• **TASK**: What lines of the data hold the string "name"? Copy them all.

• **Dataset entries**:
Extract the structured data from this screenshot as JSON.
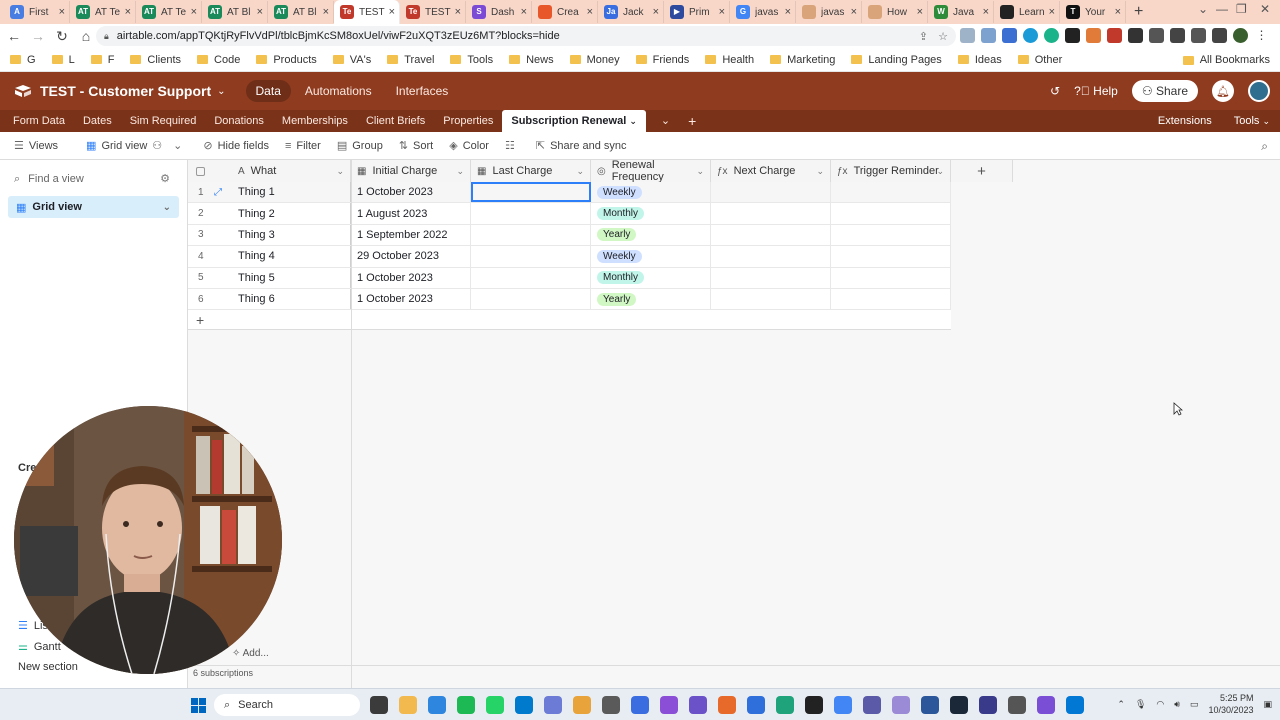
{
  "browser": {
    "tabs": [
      {
        "title": "First",
        "fav_color": "#4a7de2",
        "fav": "A"
      },
      {
        "title": "AT Te",
        "fav_color": "#1a8a5a",
        "fav": "AT"
      },
      {
        "title": "AT Te",
        "fav_color": "#1a8a5a",
        "fav": "AT"
      },
      {
        "title": "AT Bl",
        "fav_color": "#1a8a5a",
        "fav": "AT"
      },
      {
        "title": "AT Bl",
        "fav_color": "#1a8a5a",
        "fav": "AT"
      },
      {
        "title": "TEST",
        "fav_color": "#c0392b",
        "fav": "Te",
        "active": true
      },
      {
        "title": "TEST",
        "fav_color": "#c0392b",
        "fav": "Te"
      },
      {
        "title": "Dash",
        "fav_color": "#7b4bd6",
        "fav": "S"
      },
      {
        "title": "Crea",
        "fav_color": "#e8572a",
        "fav": ""
      },
      {
        "title": "Jack",
        "fav_color": "#3a6ee0",
        "fav": "Ja"
      },
      {
        "title": "Prim",
        "fav_color": "#2e4a9e",
        "fav": "▶"
      },
      {
        "title": "javas",
        "fav_color": "#4285f4",
        "fav": "G"
      },
      {
        "title": "javas",
        "fav_color": "#d9a47a",
        "fav": ""
      },
      {
        "title": "How",
        "fav_color": "#d9a47a",
        "fav": ""
      },
      {
        "title": "Java",
        "fav_color": "#2e8b3a",
        "fav": "W"
      },
      {
        "title": "Learn",
        "fav_color": "#222222",
        "fav": ""
      },
      {
        "title": "Your",
        "fav_color": "#111111",
        "fav": "T"
      }
    ],
    "url": "airtable.com/appTQKtjRyFlvVdPl/tblcBjmKcSM8oxUel/viwF2uXQT3zEUz6MT?blocks=hide",
    "bookmarks": [
      "G",
      "L",
      "F",
      "Clients",
      "Code",
      "Products",
      "VA's",
      "Travel",
      "Tools",
      "News",
      "Money",
      "Friends",
      "Health",
      "Marketing",
      "Landing Pages",
      "Ideas",
      "Other"
    ],
    "all_bookmarks": "All Bookmarks"
  },
  "app": {
    "base_title": "TEST - Customer Support",
    "topnav": [
      "Data",
      "Automations",
      "Interfaces"
    ],
    "help": "Help",
    "share": "Share",
    "tables": [
      "Form Data",
      "Dates",
      "Sim Required",
      "Donations",
      "Memberships",
      "Client Briefs",
      "Properties",
      "Subscription Renewal"
    ],
    "active_table": "Subscription Renewal",
    "extensions": "Extensions",
    "tools": "Tools"
  },
  "viewbar": {
    "views": "Views",
    "grid_view": "Grid view",
    "hide_fields": "Hide fields",
    "filter": "Filter",
    "group": "Group",
    "sort": "Sort",
    "color": "Color",
    "share_sync": "Share and sync"
  },
  "sidebar": {
    "find_placeholder": "Find a view",
    "active_view": "Grid view",
    "create_label": "Cre",
    "items": [
      "List",
      "Gantt"
    ],
    "new_section": "New section"
  },
  "grid": {
    "columns": [
      {
        "name": "What",
        "icon": "A"
      },
      {
        "name": "Initial Charge",
        "icon": "▦"
      },
      {
        "name": "Last Charge",
        "icon": "▦"
      },
      {
        "name": "Renewal Frequency",
        "icon": "◎"
      },
      {
        "name": "Next Charge",
        "icon": "ƒx"
      },
      {
        "name": "Trigger Reminder",
        "icon": "ƒx"
      }
    ],
    "rows": [
      {
        "n": "1",
        "what": "Thing 1",
        "initial": "1 October 2023",
        "last": "",
        "freq": "Weekly",
        "next": "",
        "trigger": ""
      },
      {
        "n": "2",
        "what": "Thing 2",
        "initial": "1 August 2023",
        "last": "",
        "freq": "Monthly",
        "next": "",
        "trigger": ""
      },
      {
        "n": "3",
        "what": "Thing 3",
        "initial": "1 September 2022",
        "last": "",
        "freq": "Yearly",
        "next": "",
        "trigger": ""
      },
      {
        "n": "4",
        "what": "Thing 4",
        "initial": "29 October 2023",
        "last": "",
        "freq": "Weekly",
        "next": "",
        "trigger": ""
      },
      {
        "n": "5",
        "what": "Thing 5",
        "initial": "1 October 2023",
        "last": "",
        "freq": "Monthly",
        "next": "",
        "trigger": ""
      },
      {
        "n": "6",
        "what": "Thing 6",
        "initial": "1 October 2023",
        "last": "",
        "freq": "Yearly",
        "next": "",
        "trigger": ""
      }
    ],
    "record_count": "6 subscriptions",
    "add_label": "Add..."
  },
  "taskbar": {
    "search": "Search",
    "time": "5:25 PM",
    "date": "10/30/2023"
  },
  "colors": {
    "header": "#8e3b1f",
    "tablebar": "#7a3218",
    "selection": "#2d7ff9",
    "weekly": "#cfdfff",
    "monthly": "#c2f5e9",
    "yearly": "#d1f7c4"
  }
}
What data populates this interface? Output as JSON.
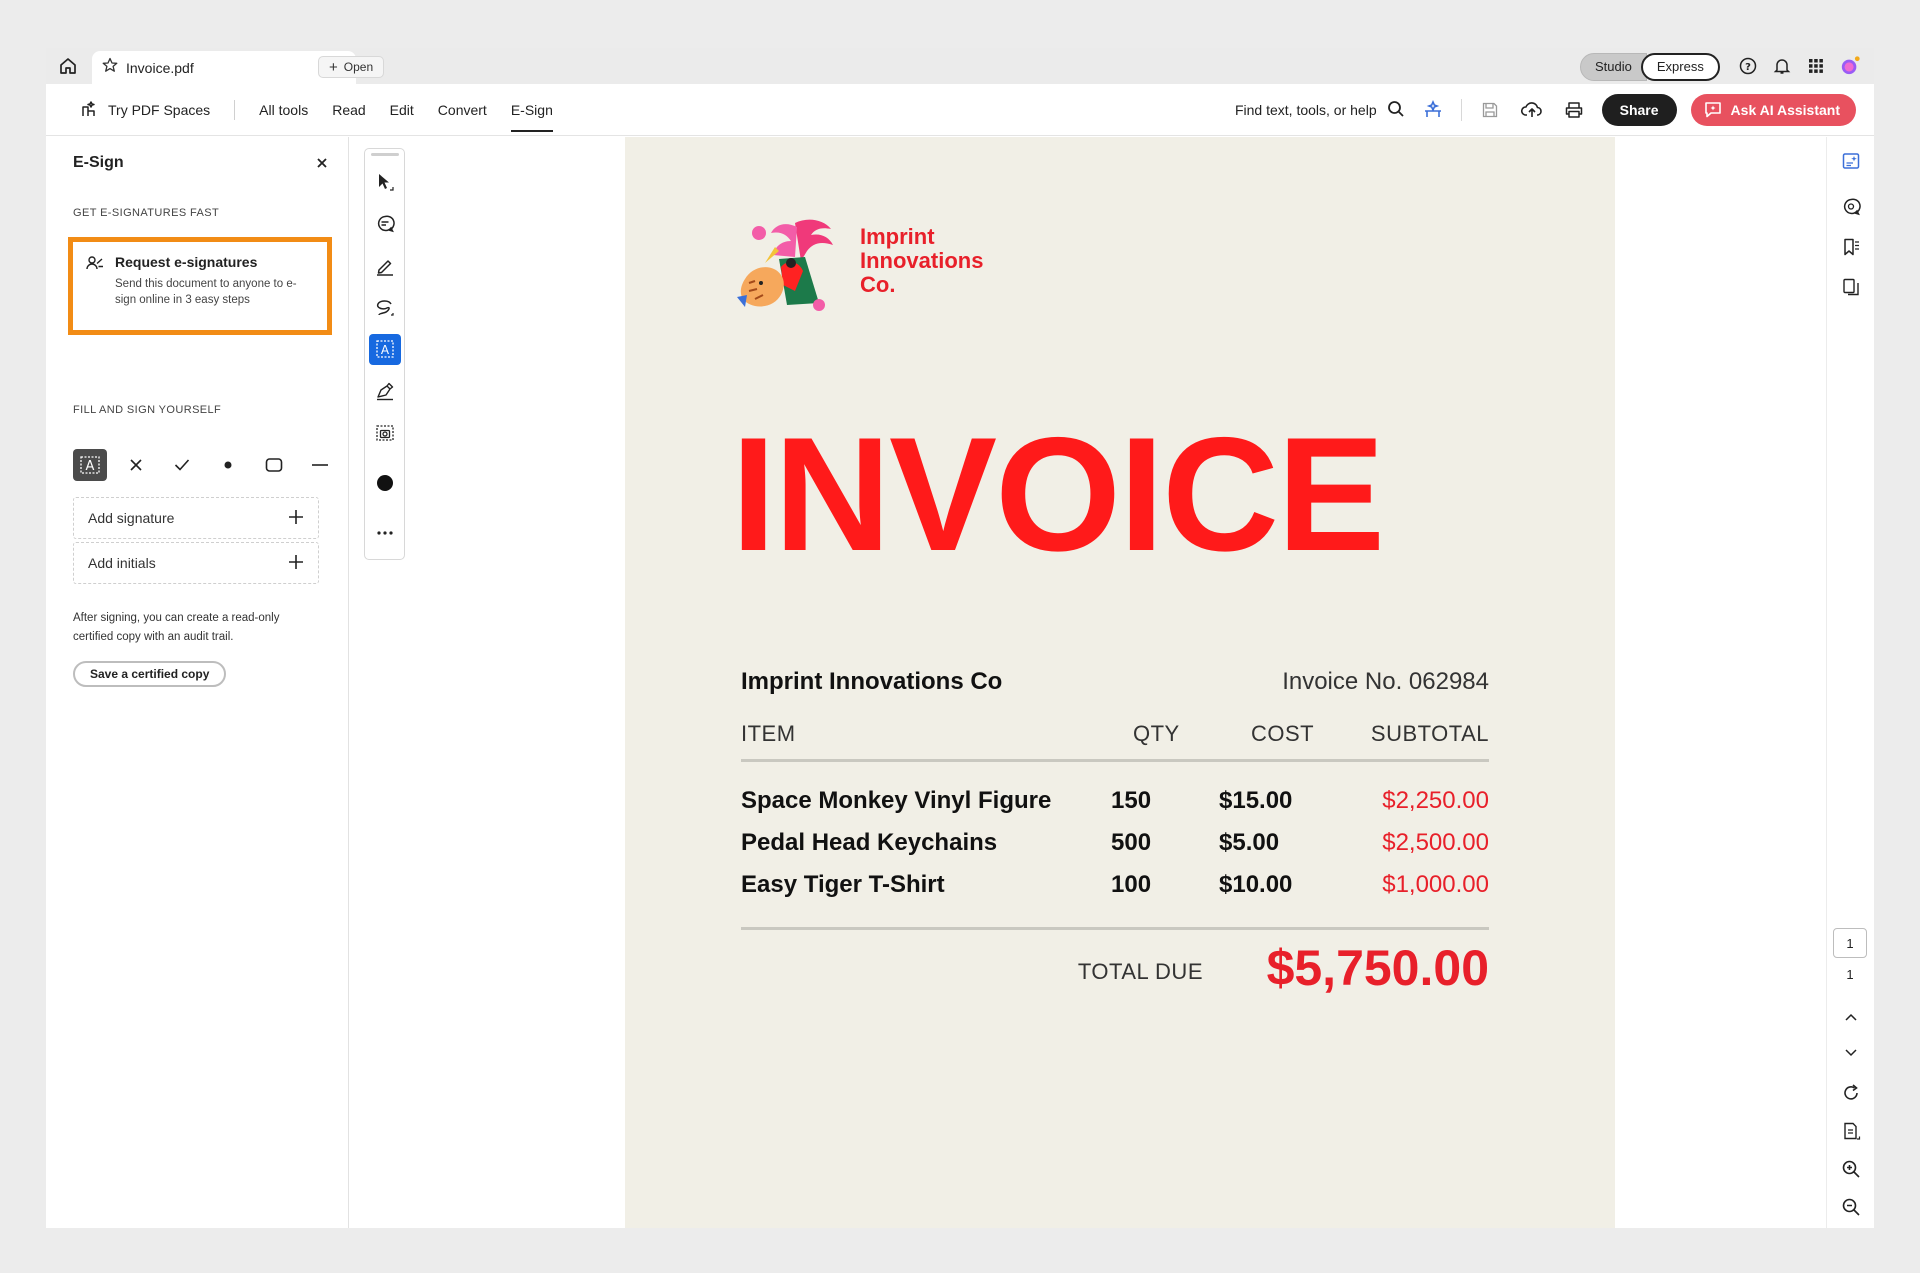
{
  "tab": {
    "title": "Invoice.pdf",
    "open_label": "Open"
  },
  "plans": {
    "studio": "Studio",
    "express": "Express"
  },
  "toolbar": {
    "spaces_label": "Try PDF Spaces",
    "items": [
      "All tools",
      "Read",
      "Edit",
      "Convert",
      "E-Sign"
    ],
    "active_item": "E-Sign",
    "find_label": "Find text, tools, or help",
    "share_label": "Share",
    "ai_label": "Ask AI Assistant"
  },
  "panel": {
    "title": "E-Sign",
    "section_fast": "GET E-SIGNATURES FAST",
    "request_title": "Request e-signatures",
    "request_desc": "Send this document to anyone to e-sign online in 3 easy steps",
    "section_fill": "FILL AND SIGN YOURSELF",
    "add_signature": "Add signature",
    "add_initials": "Add initials",
    "after_text": "After signing, you can create a read-only certified copy with an audit trail.",
    "cert_button": "Save a certified copy"
  },
  "document": {
    "logo_lines": [
      "Imprint",
      "Innovations",
      "Co."
    ],
    "title": "INVOICE",
    "company": "Imprint Innovations Co",
    "invoice_no": "Invoice No. 062984",
    "headers": {
      "item": "ITEM",
      "qty": "QTY",
      "cost": "COST",
      "subtotal": "SUBTOTAL"
    },
    "rows": [
      {
        "item": "Space Monkey Vinyl Figure",
        "qty": "150",
        "cost": "$15.00",
        "subtotal": "$2,250.00"
      },
      {
        "item": "Pedal Head Keychains",
        "qty": "500",
        "cost": "$5.00",
        "subtotal": "$2,500.00"
      },
      {
        "item": "Easy Tiger T-Shirt",
        "qty": "100",
        "cost": "$10.00",
        "subtotal": "$1,000.00"
      }
    ],
    "total_label": "TOTAL DUE",
    "total_value": "$5,750.00"
  },
  "pagination": {
    "current": "1",
    "total": "1"
  },
  "colors": {
    "accent_red": "#e8202a",
    "highlight": "#f28c15",
    "ai": "#e8515f",
    "active_tool": "#1769e0"
  }
}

• **YOUR SOLUTION**:
        "name": "What",
        "name": "Initial Charge",
        "name": "Last Charge",
        "name": "Renewal Frequency",
        "name": "Next Charge",
        "name": "Trigger Reminder",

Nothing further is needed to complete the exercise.